But by now President Truman had had enough. He canned MacArthur, and using American success on the battlefield as leverage, opened negotiations. Those talks eventually led to a truce but not to a peace treaty; the United States and the North Koreans are still technically at war 65 years later.
The Korean War was one of the most horrific in history, given its limited geography and duration. More than 36,000 American soldiers died, 160,000 South Korean soldiers died, 590,000 enemy soldiers died, and roughly three million civilians were killed. During some Chinese offensives, more than three times as many Chinese soldiers were killed than the Americans lost throughout the entire war.
What would Sun Tzu have thought of this debacle? Let’s look into “The Art of War” and see if Korea might have been better managed. We will, first, assume that President Truman had put Sun, not MacArthur, in military command of Korea in 1945.
“One who knows the enemy and knows himself will not be endangered in a hundred battles.” —Sun Tzu, “The Art of War,” Chapter 3
As noted last week, American civilian and military leaders went into the Korean fiasco without knowing either their enemies or their allies. The Americans vastly underestimated North Korea’s military capabilities and mistakenly assumed that the priority for the ROK army was to put down insurrections rather than to prepare for a conventional war.
General Sun would, instead, have used the years between 1945 and 1950 to beef up the ROK army’s training and weaponry to handle a possible invasion from the north. Rather than stationing only a few hundred American military advisors in South Korea, he would have moved at least several divisions to Korea from Japan to act as serious tripwires.
Sun would also have worried enough about an invasion from North Korea to have launched diplomatic initiatives to make such an action less likely, or at least to delay it until the South was strong enough to stand on its own.
It’s true, of course, that Syngman Rhee would have violently opposed all these actions. But so what? The Americans held the whip hand in Korea and Sun would have used it. If Rhee wanted to face the North Koreans and Chinese on his own, of course, he was welcome to do so.

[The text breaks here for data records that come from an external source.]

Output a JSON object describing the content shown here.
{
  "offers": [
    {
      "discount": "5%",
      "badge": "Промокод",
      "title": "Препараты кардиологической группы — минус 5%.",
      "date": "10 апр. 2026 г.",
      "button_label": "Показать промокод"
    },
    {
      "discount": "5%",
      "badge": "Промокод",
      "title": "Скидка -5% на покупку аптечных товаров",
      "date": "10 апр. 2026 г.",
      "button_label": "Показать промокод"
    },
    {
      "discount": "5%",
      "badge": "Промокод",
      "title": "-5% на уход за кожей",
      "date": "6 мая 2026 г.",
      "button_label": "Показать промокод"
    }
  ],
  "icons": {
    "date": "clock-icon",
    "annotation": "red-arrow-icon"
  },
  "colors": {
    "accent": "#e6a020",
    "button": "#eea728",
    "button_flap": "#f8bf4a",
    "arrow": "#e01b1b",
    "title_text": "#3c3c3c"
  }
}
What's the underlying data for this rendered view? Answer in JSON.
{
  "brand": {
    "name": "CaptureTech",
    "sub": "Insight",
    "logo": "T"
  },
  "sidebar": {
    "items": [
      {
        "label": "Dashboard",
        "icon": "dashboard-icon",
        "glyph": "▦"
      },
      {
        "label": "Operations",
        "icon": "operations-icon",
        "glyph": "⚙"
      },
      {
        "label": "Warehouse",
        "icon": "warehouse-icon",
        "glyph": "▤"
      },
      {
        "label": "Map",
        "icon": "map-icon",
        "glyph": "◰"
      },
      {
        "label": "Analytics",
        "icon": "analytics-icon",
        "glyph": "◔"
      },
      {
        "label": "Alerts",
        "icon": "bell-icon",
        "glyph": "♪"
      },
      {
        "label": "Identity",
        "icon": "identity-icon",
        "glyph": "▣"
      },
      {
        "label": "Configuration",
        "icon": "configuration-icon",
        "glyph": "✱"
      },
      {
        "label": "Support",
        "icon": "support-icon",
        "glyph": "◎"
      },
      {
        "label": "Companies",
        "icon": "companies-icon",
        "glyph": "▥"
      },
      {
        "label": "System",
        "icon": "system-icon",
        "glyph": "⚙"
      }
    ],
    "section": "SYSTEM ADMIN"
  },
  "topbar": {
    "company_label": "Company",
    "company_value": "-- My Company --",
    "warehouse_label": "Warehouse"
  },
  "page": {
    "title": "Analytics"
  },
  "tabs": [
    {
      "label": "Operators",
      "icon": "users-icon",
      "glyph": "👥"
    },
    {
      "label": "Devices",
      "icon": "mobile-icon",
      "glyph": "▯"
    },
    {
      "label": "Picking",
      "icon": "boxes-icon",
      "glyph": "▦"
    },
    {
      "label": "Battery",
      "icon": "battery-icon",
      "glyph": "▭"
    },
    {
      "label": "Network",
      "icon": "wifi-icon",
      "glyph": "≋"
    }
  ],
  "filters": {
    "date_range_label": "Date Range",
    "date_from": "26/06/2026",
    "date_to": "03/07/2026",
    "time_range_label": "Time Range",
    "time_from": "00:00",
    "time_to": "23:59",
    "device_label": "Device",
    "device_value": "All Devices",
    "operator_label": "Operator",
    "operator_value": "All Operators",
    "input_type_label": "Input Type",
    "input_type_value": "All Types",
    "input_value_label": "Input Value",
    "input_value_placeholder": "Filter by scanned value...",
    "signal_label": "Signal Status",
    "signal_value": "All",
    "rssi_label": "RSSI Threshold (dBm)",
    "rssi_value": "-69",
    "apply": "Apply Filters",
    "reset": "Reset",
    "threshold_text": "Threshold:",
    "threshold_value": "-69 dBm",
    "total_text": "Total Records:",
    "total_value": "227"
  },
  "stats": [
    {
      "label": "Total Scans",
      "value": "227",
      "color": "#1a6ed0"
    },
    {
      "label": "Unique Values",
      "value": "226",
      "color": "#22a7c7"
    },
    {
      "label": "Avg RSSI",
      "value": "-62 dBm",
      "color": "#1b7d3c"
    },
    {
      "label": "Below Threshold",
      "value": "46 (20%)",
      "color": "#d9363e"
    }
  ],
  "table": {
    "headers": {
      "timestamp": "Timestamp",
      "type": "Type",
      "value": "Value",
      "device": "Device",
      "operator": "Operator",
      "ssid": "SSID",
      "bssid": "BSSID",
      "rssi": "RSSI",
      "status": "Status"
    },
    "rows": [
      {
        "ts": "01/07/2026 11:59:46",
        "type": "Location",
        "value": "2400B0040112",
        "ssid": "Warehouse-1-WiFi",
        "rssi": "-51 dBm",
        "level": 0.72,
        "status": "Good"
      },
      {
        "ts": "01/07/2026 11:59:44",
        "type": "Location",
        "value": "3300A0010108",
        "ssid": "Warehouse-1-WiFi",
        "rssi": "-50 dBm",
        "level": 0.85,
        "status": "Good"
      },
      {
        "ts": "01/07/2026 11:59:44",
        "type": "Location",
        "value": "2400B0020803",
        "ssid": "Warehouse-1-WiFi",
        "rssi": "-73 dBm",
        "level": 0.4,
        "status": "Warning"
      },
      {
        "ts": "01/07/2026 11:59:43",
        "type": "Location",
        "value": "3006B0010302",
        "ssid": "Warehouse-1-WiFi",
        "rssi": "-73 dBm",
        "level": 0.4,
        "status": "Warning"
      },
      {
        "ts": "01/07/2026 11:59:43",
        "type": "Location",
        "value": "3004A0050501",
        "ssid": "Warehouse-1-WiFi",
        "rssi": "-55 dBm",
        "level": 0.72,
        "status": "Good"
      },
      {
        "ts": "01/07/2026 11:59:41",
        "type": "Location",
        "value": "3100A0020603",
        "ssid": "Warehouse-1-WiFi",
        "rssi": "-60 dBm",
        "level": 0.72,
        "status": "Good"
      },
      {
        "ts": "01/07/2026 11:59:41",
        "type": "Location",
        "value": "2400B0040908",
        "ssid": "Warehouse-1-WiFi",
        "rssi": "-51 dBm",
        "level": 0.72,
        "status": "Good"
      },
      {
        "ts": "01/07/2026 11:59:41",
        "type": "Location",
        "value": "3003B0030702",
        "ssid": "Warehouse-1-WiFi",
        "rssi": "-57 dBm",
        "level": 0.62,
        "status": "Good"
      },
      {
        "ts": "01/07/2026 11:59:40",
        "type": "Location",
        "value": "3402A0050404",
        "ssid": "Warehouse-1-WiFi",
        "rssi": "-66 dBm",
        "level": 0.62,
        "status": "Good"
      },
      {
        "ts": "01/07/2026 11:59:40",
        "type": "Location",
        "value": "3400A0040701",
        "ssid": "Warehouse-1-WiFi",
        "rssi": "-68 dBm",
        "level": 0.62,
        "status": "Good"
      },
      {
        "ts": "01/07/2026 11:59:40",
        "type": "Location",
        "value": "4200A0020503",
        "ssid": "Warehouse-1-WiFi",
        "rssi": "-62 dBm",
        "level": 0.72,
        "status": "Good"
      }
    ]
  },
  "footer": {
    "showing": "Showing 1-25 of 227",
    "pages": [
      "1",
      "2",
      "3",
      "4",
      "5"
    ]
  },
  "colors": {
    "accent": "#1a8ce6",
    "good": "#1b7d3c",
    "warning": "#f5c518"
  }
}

These actions alone might have avoided war on the Korean Peninsula entirely. Kim Il-sung would certainly have tried to get Chinese and Soviet backing for an invasion, but with a powerful ROK army in the south and serious American firepower backing them up, it’s unlikely that Mao or Stalin would have risked a war in Korea.
But even if Truman had had the bad judgment to leave MacArthur in charge until the North invaded, it would still not have been too late to turn matters over to Sun, as we’ll see next week.